(Element data from apps and pages)
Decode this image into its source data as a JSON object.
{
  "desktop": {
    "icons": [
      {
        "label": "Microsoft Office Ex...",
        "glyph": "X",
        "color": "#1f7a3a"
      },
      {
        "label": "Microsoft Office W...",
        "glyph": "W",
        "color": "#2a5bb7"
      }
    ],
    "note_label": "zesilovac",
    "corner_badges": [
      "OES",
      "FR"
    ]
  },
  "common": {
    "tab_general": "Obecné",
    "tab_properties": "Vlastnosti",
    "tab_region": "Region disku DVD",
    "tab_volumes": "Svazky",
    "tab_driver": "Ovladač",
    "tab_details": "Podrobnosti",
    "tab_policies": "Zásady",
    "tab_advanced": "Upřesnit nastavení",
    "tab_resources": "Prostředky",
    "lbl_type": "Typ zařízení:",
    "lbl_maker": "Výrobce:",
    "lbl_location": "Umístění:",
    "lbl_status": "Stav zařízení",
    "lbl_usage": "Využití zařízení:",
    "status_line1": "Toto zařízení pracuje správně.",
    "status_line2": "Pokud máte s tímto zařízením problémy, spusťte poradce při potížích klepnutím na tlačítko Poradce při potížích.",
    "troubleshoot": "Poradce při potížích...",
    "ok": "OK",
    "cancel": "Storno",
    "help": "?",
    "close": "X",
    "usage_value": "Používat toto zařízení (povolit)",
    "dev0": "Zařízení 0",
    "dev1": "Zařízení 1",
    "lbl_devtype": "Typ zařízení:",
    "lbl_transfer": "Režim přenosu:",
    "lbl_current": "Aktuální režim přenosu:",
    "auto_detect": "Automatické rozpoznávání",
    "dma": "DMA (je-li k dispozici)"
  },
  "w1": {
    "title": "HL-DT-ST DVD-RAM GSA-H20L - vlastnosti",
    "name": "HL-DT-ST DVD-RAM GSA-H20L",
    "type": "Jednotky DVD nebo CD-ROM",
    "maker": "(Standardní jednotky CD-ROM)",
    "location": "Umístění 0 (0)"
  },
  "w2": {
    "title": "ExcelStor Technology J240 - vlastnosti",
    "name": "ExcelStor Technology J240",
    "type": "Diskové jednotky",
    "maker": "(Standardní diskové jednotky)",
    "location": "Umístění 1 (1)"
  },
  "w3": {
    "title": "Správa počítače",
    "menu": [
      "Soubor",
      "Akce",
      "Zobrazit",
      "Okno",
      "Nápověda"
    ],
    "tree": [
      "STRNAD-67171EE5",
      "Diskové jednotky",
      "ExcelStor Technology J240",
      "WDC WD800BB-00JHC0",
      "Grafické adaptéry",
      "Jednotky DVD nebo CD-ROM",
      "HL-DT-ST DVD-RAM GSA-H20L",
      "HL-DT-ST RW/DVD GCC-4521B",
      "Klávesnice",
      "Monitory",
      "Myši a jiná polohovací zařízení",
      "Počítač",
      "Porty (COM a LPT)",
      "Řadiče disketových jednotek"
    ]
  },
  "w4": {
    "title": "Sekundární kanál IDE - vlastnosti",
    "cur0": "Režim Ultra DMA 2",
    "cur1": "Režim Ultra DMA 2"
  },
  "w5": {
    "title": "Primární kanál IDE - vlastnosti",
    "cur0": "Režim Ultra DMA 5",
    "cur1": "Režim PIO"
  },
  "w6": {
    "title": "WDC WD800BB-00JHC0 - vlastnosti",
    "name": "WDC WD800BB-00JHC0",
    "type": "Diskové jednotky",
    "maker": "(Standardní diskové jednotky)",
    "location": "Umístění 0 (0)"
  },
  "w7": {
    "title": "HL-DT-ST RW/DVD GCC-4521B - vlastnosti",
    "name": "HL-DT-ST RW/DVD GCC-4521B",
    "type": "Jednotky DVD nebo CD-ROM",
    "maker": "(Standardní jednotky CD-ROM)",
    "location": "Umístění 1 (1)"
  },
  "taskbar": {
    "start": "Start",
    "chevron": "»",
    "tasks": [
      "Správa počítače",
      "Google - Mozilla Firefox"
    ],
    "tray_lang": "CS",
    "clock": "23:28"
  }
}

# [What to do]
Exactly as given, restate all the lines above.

# [Written response]
Decode this image into its source data as a JSON object.
{
  "desktop": {
    "icons": [
      {
        "label": "Microsoft Office Ex...",
        "glyph": "X",
        "color": "#1f7a3a"
      },
      {
        "label": "Microsoft Office W...",
        "glyph": "W",
        "color": "#2a5bb7"
      }
    ],
    "note_label": "zesilovac",
    "corner_badges": [
      "OES",
      "FR"
    ]
  },
  "common": {
    "tab_general": "Obecné",
    "tab_properties": "Vlastnosti",
    "tab_region": "Region disku DVD",
    "tab_volumes": "Svazky",
    "tab_driver": "Ovladač",
    "tab_details": "Podrobnosti",
    "tab_policies": "Zásady",
    "tab_advanced": "Upřesnit nastavení",
    "tab_resources": "Prostředky",
    "lbl_type": "Typ zařízení:",
    "lbl_maker": "Výrobce:",
    "lbl_location": "Umístění:",
    "lbl_status": "Stav zařízení",
    "lbl_usage": "Využití zařízení:",
    "status_line1": "Toto zařízení pracuje správně.",
    "status_line2": "Pokud máte s tímto zařízením problémy, spusťte poradce při potížích klepnutím na tlačítko Poradce při potížích.",
    "troubleshoot": "Poradce při potížích...",
    "ok": "OK",
    "cancel": "Storno",
    "help": "?",
    "close": "X",
    "usage_value": "Používat toto zařízení (povolit)",
    "dev0": "Zařízení 0",
    "dev1": "Zařízení 1",
    "lbl_devtype": "Typ zařízení:",
    "lbl_transfer": "Režim přenosu:",
    "lbl_current": "Aktuální režim přenosu:",
    "auto_detect": "Automatické rozpoznávání",
    "dma": "DMA (je-li k dispozici)"
  },
  "w1": {
    "title": "HL-DT-ST DVD-RAM GSA-H20L - vlastnosti",
    "name": "HL-DT-ST DVD-RAM GSA-H20L",
    "type": "Jednotky DVD nebo CD-ROM",
    "maker": "(Standardní jednotky CD-ROM)",
    "location": "Umístění 0 (0)"
  },
  "w2": {
    "title": "ExcelStor Technology J240 - vlastnosti",
    "name": "ExcelStor Technology J240",
    "type": "Diskové jednotky",
    "maker": "(Standardní diskové jednotky)",
    "location": "Umístění 1 (1)"
  },
  "w3": {
    "title": "Správa počítače",
    "menu": [
      "Soubor",
      "Akce",
      "Zobrazit",
      "Okno",
      "Nápověda"
    ],
    "tree": [
      "STRNAD-67171EE5",
      "Diskové jednotky",
      "ExcelStor Technology J240",
      "WDC WD800BB-00JHC0",
      "Grafické adaptéry",
      "Jednotky DVD nebo CD-ROM",
      "HL-DT-ST DVD-RAM GSA-H20L",
      "HL-DT-ST RW/DVD GCC-4521B",
      "Klávesnice",
      "Monitory",
      "Myši a jiná polohovací zařízení",
      "Počítač",
      "Porty (COM a LPT)",
      "Řadiče disketových jednotek"
    ]
  },
  "w4": {
    "title": "Sekundární kanál IDE - vlastnosti",
    "cur0": "Režim Ultra DMA 2",
    "cur1": "Režim Ultra DMA 2"
  },
  "w5": {
    "title": "Primární kanál IDE - vlastnosti",
    "cur0": "Režim Ultra DMA 5",
    "cur1": "Režim PIO"
  },
  "w6": {
    "title": "WDC WD800BB-00JHC0 - vlastnosti",
    "name": "WDC WD800BB-00JHC0",
    "type": "Diskové jednotky",
    "maker": "(Standardní diskové jednotky)",
    "location": "Umístění 0 (0)"
  },
  "w7": {
    "title": "HL-DT-ST RW/DVD GCC-4521B - vlastnosti",
    "name": "HL-DT-ST RW/DVD GCC-4521B",
    "type": "Jednotky DVD nebo CD-ROM",
    "maker": "(Standardní jednotky CD-ROM)",
    "location": "Umístění 1 (1)"
  },
  "taskbar": {
    "start": "Start",
    "chevron": "»",
    "tasks": [
      "Správa počítače",
      "Google - Mozilla Firefox"
    ],
    "tray_lang": "CS",
    "clock": "23:28"
  }
}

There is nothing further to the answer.